*Input records*:
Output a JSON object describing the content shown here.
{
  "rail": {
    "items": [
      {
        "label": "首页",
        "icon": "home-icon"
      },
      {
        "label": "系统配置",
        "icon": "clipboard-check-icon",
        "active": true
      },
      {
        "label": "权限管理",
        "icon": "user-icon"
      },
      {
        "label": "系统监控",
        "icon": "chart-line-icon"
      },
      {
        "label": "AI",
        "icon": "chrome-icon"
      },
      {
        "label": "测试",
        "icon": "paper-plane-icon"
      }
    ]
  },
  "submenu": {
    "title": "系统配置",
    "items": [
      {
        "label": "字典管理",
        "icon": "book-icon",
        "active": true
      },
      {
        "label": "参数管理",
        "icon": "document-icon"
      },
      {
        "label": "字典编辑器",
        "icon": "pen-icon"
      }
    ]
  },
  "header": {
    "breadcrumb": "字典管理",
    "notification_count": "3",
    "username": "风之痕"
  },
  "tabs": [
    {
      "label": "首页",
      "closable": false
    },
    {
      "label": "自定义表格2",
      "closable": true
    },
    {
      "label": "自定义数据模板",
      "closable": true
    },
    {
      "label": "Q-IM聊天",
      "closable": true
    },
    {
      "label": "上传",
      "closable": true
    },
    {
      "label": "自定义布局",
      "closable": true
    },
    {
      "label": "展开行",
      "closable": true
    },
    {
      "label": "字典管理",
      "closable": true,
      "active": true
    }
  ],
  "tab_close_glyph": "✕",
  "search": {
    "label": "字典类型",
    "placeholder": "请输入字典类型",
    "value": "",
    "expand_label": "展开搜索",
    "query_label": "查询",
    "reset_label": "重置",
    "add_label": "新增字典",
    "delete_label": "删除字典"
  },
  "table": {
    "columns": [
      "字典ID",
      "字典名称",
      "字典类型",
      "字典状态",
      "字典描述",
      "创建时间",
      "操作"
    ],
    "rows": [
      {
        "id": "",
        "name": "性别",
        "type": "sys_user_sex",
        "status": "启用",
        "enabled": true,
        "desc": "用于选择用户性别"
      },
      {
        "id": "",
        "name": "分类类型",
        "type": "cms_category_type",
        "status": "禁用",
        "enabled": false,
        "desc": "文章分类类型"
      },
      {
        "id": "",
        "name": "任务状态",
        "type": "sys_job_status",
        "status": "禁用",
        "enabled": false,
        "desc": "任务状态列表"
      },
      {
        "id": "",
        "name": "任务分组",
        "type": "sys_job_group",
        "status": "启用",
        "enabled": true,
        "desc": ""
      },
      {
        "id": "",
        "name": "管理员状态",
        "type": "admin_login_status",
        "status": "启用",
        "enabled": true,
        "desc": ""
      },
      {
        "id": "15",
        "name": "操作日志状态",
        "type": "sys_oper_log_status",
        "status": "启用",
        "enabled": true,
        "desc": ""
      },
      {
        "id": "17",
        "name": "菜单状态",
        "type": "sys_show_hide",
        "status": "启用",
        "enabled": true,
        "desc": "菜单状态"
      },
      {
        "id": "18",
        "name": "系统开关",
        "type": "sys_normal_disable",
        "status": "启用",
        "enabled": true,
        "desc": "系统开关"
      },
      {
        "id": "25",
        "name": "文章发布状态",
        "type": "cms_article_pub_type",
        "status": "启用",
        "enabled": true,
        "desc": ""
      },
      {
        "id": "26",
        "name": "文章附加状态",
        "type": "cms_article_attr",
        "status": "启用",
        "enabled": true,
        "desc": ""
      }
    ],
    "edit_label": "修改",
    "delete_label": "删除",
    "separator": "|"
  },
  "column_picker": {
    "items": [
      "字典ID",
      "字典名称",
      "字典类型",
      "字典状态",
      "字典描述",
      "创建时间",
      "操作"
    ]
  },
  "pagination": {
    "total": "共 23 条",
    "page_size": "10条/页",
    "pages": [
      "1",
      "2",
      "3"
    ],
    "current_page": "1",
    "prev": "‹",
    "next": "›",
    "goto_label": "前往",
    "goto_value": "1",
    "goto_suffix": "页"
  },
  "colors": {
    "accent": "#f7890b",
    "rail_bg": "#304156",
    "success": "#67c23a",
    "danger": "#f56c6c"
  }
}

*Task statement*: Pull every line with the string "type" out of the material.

*Result of the exercise*:
        "type": "sys_user_sex",
        "type": "cms_category_type",
        "type": "sys_job_status",
        "type": "sys_job_group",
        "type": "admin_login_status",
        "type": "sys_oper_log_status",
        "type": "sys_show_hide",
        "type": "sys_normal_disable",
        "type": "cms_article_pub_type",
        "type": "cms_article_attr",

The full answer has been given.